Tim Fulford, Professor of English at De Montfort University, is one of the hardest-working scholars in Romantic studies. In the past several years, he has, among other things, edited (with Lynda Pratt) Robert Southey’s Later Poetical Works and large parts of his voluminous Collected Letters; produced editions of Robert Bloomfield’s letters and his poem The Banks of the Wye; and organised a series of excellent conferences. Below, we discuss his fascinating new monograph, The Late Poetry of the Lake Poets: Romanticism Revisited, which was published by Cambridge University Press last month.

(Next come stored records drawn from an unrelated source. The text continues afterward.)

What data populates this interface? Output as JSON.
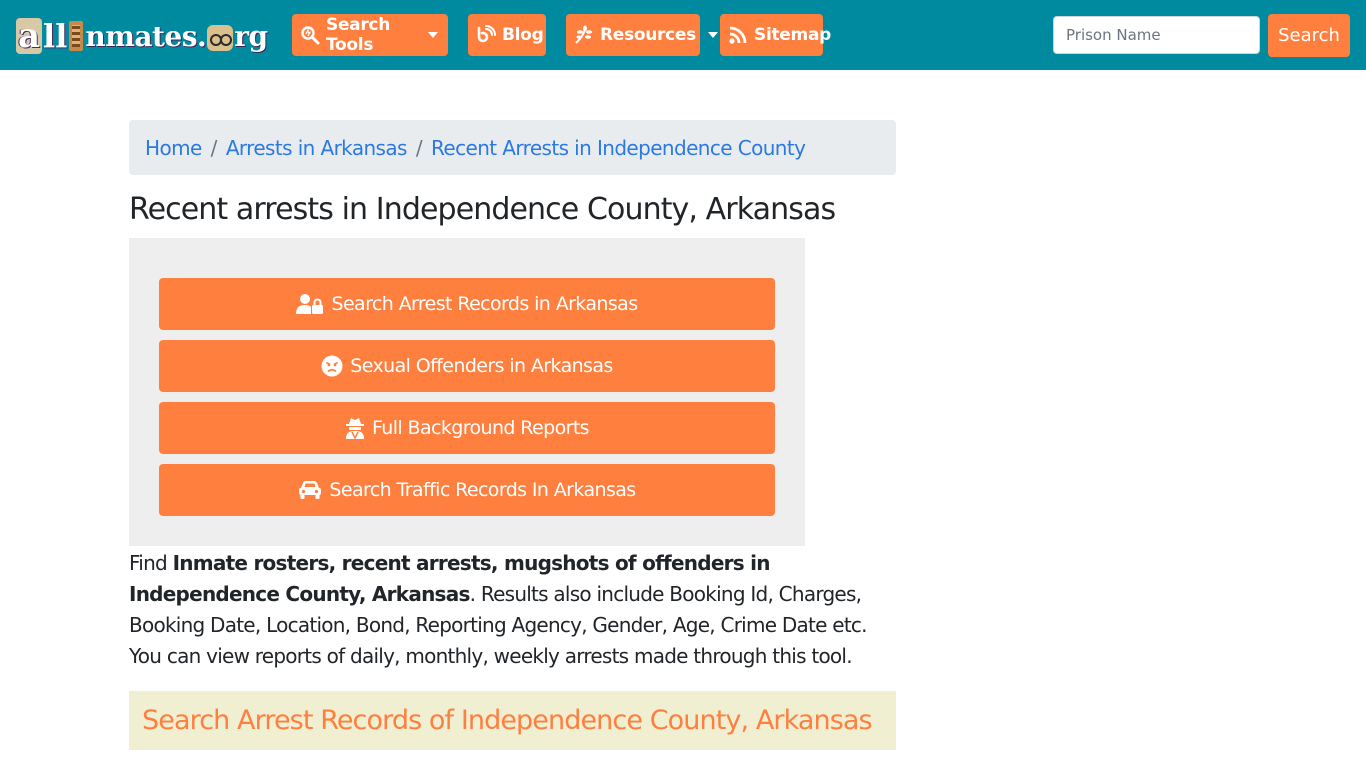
{
  "site": {
    "logo_text": "allInmates.org",
    "logo_parts": {
      "a": "a",
      "ll": "ll",
      "rest": "nmates.",
      "end": "rg"
    }
  },
  "nav": {
    "items": [
      {
        "label": "Search Tools",
        "icon": "search-icon",
        "has_dropdown": true
      },
      {
        "label": "Blog",
        "icon": "blog-icon",
        "has_dropdown": false
      },
      {
        "label": "Resources",
        "icon": "leaf-icon",
        "has_dropdown": true
      },
      {
        "label": "Sitemap",
        "icon": "rss-icon",
        "has_dropdown": false
      }
    ],
    "search": {
      "placeholder": "Prison Name",
      "value": "",
      "button_label": "Search"
    }
  },
  "breadcrumb": {
    "items": [
      {
        "label": "Home"
      },
      {
        "label": "Arrests in Arkansas"
      },
      {
        "label": "Recent Arrests in Independence County"
      }
    ],
    "separator": "/"
  },
  "page": {
    "title": "Recent arrests in Independence County, Arkansas"
  },
  "actions": [
    {
      "label": "Search Arrest Records in Arkansas",
      "icon": "user-lock-icon"
    },
    {
      "label": "Sexual Offenders in Arkansas",
      "icon": "angry-face-icon"
    },
    {
      "label": "Full Background Reports",
      "icon": "user-secret-icon"
    },
    {
      "label": "Search Traffic Records In Arkansas",
      "icon": "car-icon"
    }
  ],
  "intro": {
    "prefix": "Find ",
    "bold": "Inmate rosters, recent arrests, mugshots of offenders in Independence County, Arkansas",
    "suffix": ". Results also include Booking Id, Charges, Booking Date, Location, Bond, Reporting Agency, Gender, Age, Crime Date etc. You can view reports of daily, monthly, weekly arrests made through this tool."
  },
  "section": {
    "title": "Search Arrest Records of Independence County, Arkansas"
  },
  "colors": {
    "navbar": "#008aa0",
    "accent": "#ff7f3f",
    "link": "#2a7ae2",
    "breadcrumb_bg": "#e9ecef",
    "panel_bg": "#eeeeee",
    "section_bg": "#f0efd2"
  }
}
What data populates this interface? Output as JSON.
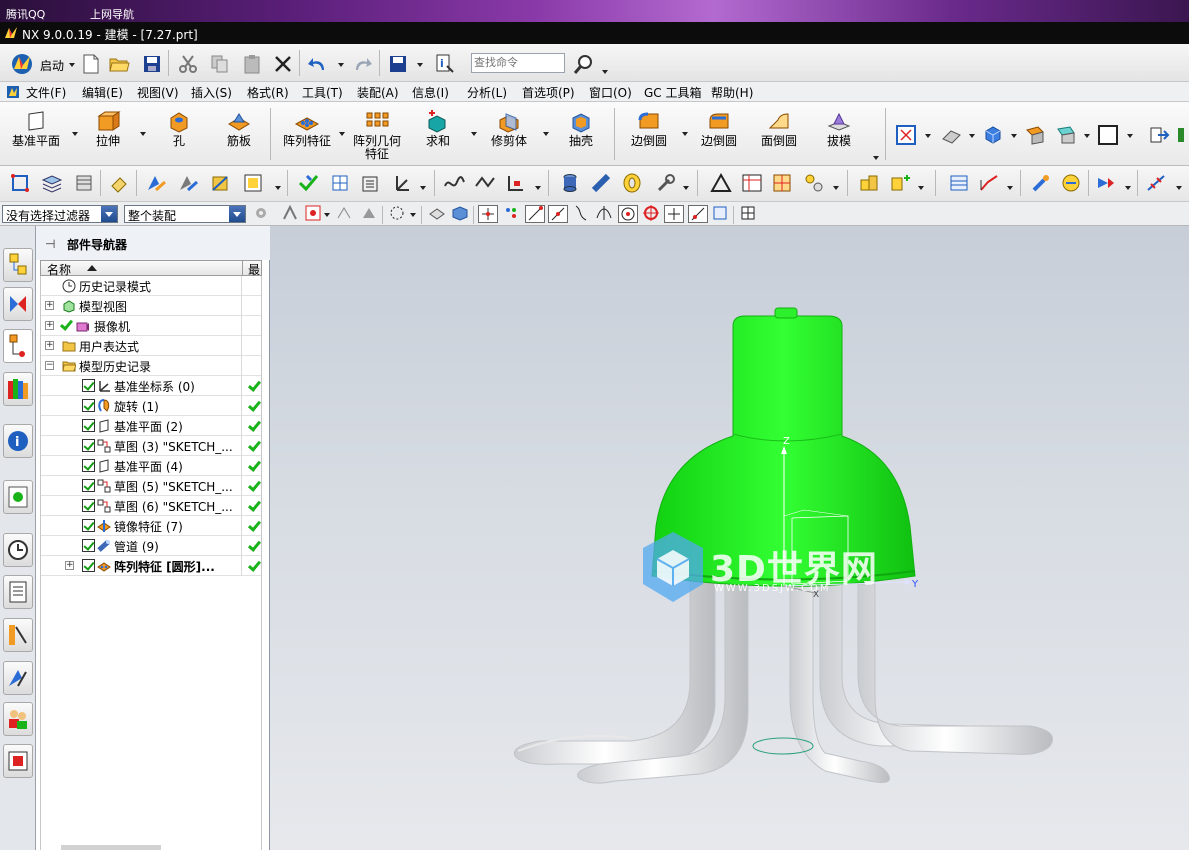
{
  "desktop": {
    "item1": "腾讯QQ",
    "item2": "上网导航"
  },
  "window": {
    "title": "NX 9.0.0.19 - 建模 - [7.27.prt]"
  },
  "toolbar": {
    "start_label": "启动",
    "search_placeholder": "查找命令"
  },
  "menu": [
    "文件(F)",
    "编辑(E)",
    "视图(V)",
    "插入(S)",
    "格式(R)",
    "工具(T)",
    "装配(A)",
    "信息(I)",
    "分析(L)",
    "首选项(P)",
    "窗口(O)",
    "GC 工具箱",
    "帮助(H)"
  ],
  "ribbon": {
    "datum_plane": "基准平面",
    "extrude": "拉伸",
    "hole": "孔",
    "rib": "筋板",
    "pattern_feature": "阵列特征",
    "pattern_geometry_1": "阵列几何",
    "pattern_geometry_2": "特征",
    "unite": "求和",
    "trim_body": "修剪体",
    "shell": "抽壳",
    "edge_blend_1": "边倒圆",
    "edge_blend_2": "边倒圆",
    "face_blend": "面倒圆",
    "draft": "拔模"
  },
  "filters": {
    "selection_filter": "没有选择过滤器",
    "assembly_scope": "整个装配"
  },
  "navigator": {
    "title": "部件导航器",
    "col_name": "名称",
    "col_latest": "最",
    "rows": [
      {
        "label": "历史记录模式"
      },
      {
        "label": "模型视图"
      },
      {
        "label": "摄像机"
      },
      {
        "label": "用户表达式"
      },
      {
        "label": "模型历史记录"
      },
      {
        "label": "基准坐标系 (0)"
      },
      {
        "label": "旋转 (1)"
      },
      {
        "label": "基准平面 (2)"
      },
      {
        "label": "草图 (3) \"SKETCH_..."
      },
      {
        "label": "基准平面 (4)"
      },
      {
        "label": "草图 (5) \"SKETCH_..."
      },
      {
        "label": "草图 (6) \"SKETCH_..."
      },
      {
        "label": "镜像特征 (7)"
      },
      {
        "label": "管道 (9)"
      },
      {
        "label": "阵列特征 [圆形]..."
      }
    ]
  },
  "viewport": {
    "axis_z": "Z",
    "axis_y": "Y",
    "axis_x": "X"
  },
  "watermark": {
    "brand": "3D世界网",
    "url": "WWW.3DSJW.COM"
  },
  "colors": {
    "model_green": "#22ee22",
    "pipe_white": "#f4f4f4",
    "check_green": "#19b319"
  }
}
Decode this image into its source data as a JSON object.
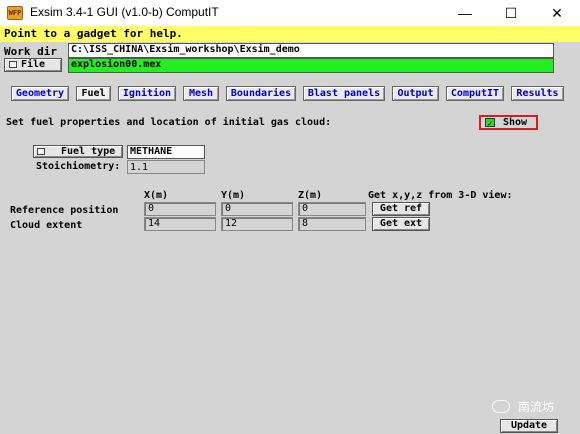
{
  "window": {
    "icon_text": "WFP",
    "title": "Exsim 3.4-1 GUI (v1.0-b) ComputIT",
    "minimize": "—",
    "maximize": "☐",
    "close": "✕"
  },
  "help": "Point to a gadget for help.",
  "workdir": {
    "label": "Work dir",
    "value": "C:\\ISS_CHINA\\Exsim_workshop\\Exsim_demo"
  },
  "file": {
    "label": "File",
    "value": "explosion00.mex"
  },
  "tabs": [
    "Geometry",
    "Fuel",
    "Ignition",
    "Mesh",
    "Boundaries",
    "Blast panels",
    "Output",
    "ComputIT",
    "Results"
  ],
  "active_tab": "Fuel",
  "fuel": {
    "heading": "Set fuel properties and location of initial gas cloud:",
    "show_label": "Show",
    "show_checked": "✓",
    "fuel_type_label": "Fuel type",
    "fuel_type_value": "METHANE",
    "stoich_label": "Stoichiometry:",
    "stoich_value": "1.1"
  },
  "coords": {
    "x_header": "X(m)",
    "y_header": "Y(m)",
    "z_header": "Z(m)",
    "get_from_3d": "Get x,y,z from 3-D view:",
    "rows": [
      {
        "label": "Reference position",
        "x": "0",
        "y": "0",
        "z": "0",
        "button": "Get ref"
      },
      {
        "label": "Cloud extent",
        "x": "14",
        "y": "12",
        "z": "8",
        "button": "Get ext"
      }
    ]
  },
  "update_button": "Update",
  "watermark": "南流坊"
}
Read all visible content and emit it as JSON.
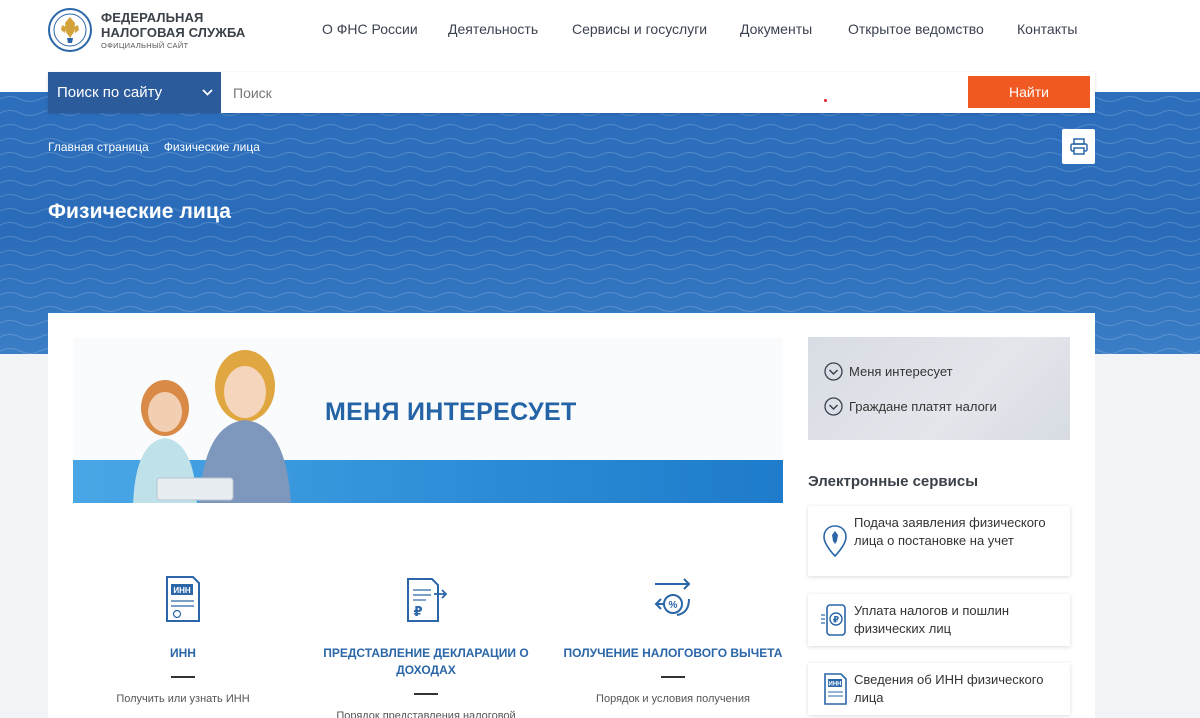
{
  "header": {
    "logo_line1": "ФЕДЕРАЛЬНАЯ",
    "logo_line2": "НАЛОГОВАЯ СЛУЖБА",
    "logo_sub": "ОФИЦИАЛЬНЫЙ САЙТ",
    "nav": [
      "О ФНС России",
      "Деятельность",
      "Сервисы и госуслуги",
      "Документы",
      "Открытое ведомство",
      "Контакты"
    ]
  },
  "search": {
    "scope": "Поиск по сайту",
    "placeholder": "Поиск",
    "button": "Найти"
  },
  "breadcrumb": [
    "Главная страница",
    "Физические лица"
  ],
  "page_title": "Физические лица",
  "banner": {
    "heading": "МЕНЯ ИНТЕРЕСУЕТ"
  },
  "features": [
    {
      "title": "ИНН",
      "desc": "Получить или узнать ИНН"
    },
    {
      "title": "ПРЕДСТАВЛЕНИЕ ДЕКЛАРАЦИИ О ДОХОДАХ",
      "desc": "Порядок представления налоговой"
    },
    {
      "title": "ПОЛУЧЕНИЕ НАЛОГОВОГО ВЫЧЕТА",
      "desc": "Порядок и условия получения"
    }
  ],
  "sidebar": {
    "interests": [
      "Меня интересует",
      "Граждане платят налоги"
    ],
    "services_title": "Электронные сервисы",
    "services": [
      "Подача заявления физического лица о постановке на учет",
      "Уплата налогов и пошлин физических лиц",
      "Сведения об ИНН физического лица"
    ]
  },
  "colors": {
    "brand_blue": "#2c5b9b",
    "accent_orange": "#f05a22",
    "link_blue": "#2a66a8"
  }
}
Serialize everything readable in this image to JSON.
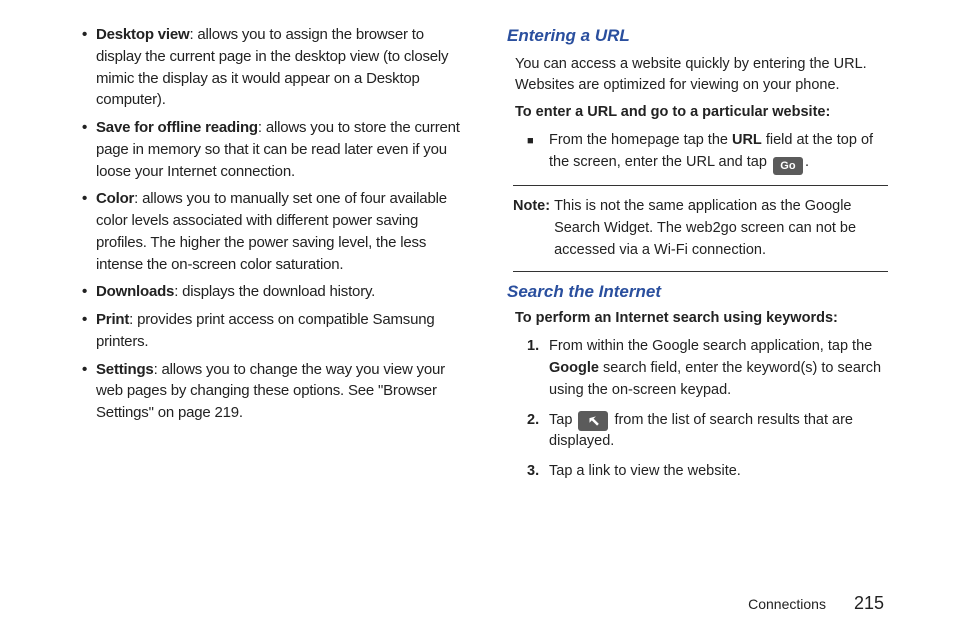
{
  "left": {
    "items": [
      {
        "term": "Desktop view",
        "desc": ": allows you to assign the browser to display the current page in the desktop view (to closely mimic the display as it would appear on a Desktop computer)."
      },
      {
        "term": "Save for offline reading",
        "desc": ": allows you to store the current page in memory so that it can be read later even if you loose your Internet connection."
      },
      {
        "term": "Color",
        "desc": ": allows you to manually set one of four available color levels associated with different power saving profiles. The higher the power saving level, the less intense the on-screen color saturation."
      },
      {
        "term": "Downloads",
        "desc": ": displays the download history."
      },
      {
        "term": "Print",
        "desc": ": provides print access on compatible Samsung printers."
      },
      {
        "term": "Settings",
        "desc": ": allows you to change the way you view your web pages by changing these options. See \"Browser Settings\" on page 219."
      }
    ]
  },
  "right": {
    "url_heading": "Entering a URL",
    "url_intro": "You can access a website quickly by entering the URL. Websites are optimized for viewing on your phone.",
    "url_sub": "To enter a URL and go to a particular website:",
    "url_step_pre": "From the homepage tap the ",
    "url_step_bold": "URL",
    "url_step_mid": " field at the top of the screen, enter the URL and tap ",
    "go_label": "Go",
    "url_step_post": ".",
    "note_label": "Note:",
    "note_text": "This is not the same application as the Google Search Widget. The web2go screen can not be accessed via a Wi-Fi connection.",
    "search_heading": "Search the Internet",
    "search_sub": "To perform an Internet search using keywords:",
    "steps": [
      {
        "n": "1.",
        "pre": "From within the Google search application, tap the ",
        "bold": "Google",
        "post": " search field, enter the keyword(s) to search using the on-screen keypad."
      },
      {
        "n": "2.",
        "pre": "Tap ",
        "icon": true,
        "post": " from the list of search results that are displayed."
      },
      {
        "n": "3.",
        "pre": "Tap a link to view the website."
      }
    ]
  },
  "footer": {
    "section": "Connections",
    "page": "215"
  }
}
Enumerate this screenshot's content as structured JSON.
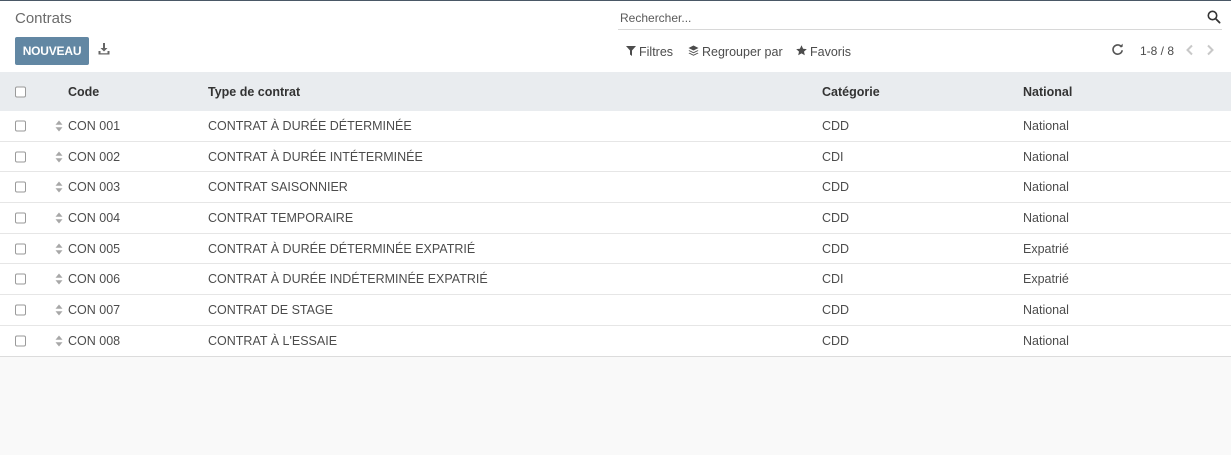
{
  "header": {
    "breadcrumb": "Contrats",
    "new_button_label": "NOUVEAU",
    "search_placeholder": "Rechercher...",
    "filters_label": "Filtres",
    "group_by_label": "Regrouper par",
    "favorites_label": "Favoris",
    "pager_value": "1-8 / 8"
  },
  "table": {
    "columns": {
      "code": "Code",
      "type": "Type de contrat",
      "category": "Catégorie",
      "national": "National"
    },
    "rows": [
      {
        "code": "CON 001",
        "type": "CONTRAT À DURÉE DÉTERMINÉE",
        "category": "CDD",
        "national": "National"
      },
      {
        "code": "CON 002",
        "type": "CONTRAT À DURÉE INTÉTERMINÉE",
        "category": "CDI",
        "national": "National"
      },
      {
        "code": "CON 003",
        "type": "CONTRAT SAISONNIER",
        "category": "CDD",
        "national": "National"
      },
      {
        "code": "CON 004",
        "type": "CONTRAT TEMPORAIRE",
        "category": "CDD",
        "national": "National"
      },
      {
        "code": "CON 005",
        "type": "CONTRAT À DURÉE DÉTERMINÉE EXPATRIÉ",
        "category": "CDD",
        "national": "Expatrié"
      },
      {
        "code": "CON 006",
        "type": "CONTRAT À DURÉE INDÉTERMINÉE EXPATRIÉ",
        "category": "CDI",
        "national": "Expatrié"
      },
      {
        "code": "CON 007",
        "type": "CONTRAT DE STAGE",
        "category": "CDD",
        "national": "National"
      },
      {
        "code": "CON 008",
        "type": "CONTRAT À L'ESSAIE",
        "category": "CDD",
        "national": "National"
      }
    ]
  },
  "colors": {
    "primary": "#6287a3",
    "header_row": "#e9ecef",
    "background": "#f9f9f9"
  },
  "icons": [
    "download-icon",
    "search-icon",
    "filter-icon",
    "layers-icon",
    "star-icon",
    "refresh-icon",
    "chevron-left-icon",
    "chevron-right-icon",
    "sort-handle-icon"
  ]
}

1) In his last book, On Late Style, Edward Said looks at lateness not as ‘harmony and resolution’ but as ‘intransigence, difficulty, and unresolved contradiction’ involving ‘above all, a sort of deliberately unproductive productiveness, going against…’. Was a ‘contradictory, alienated relationship’ with ‘the established social order’ something you found manifested in the late works of the Lakers, or were their late styles more conciliatory?

None of the above …read more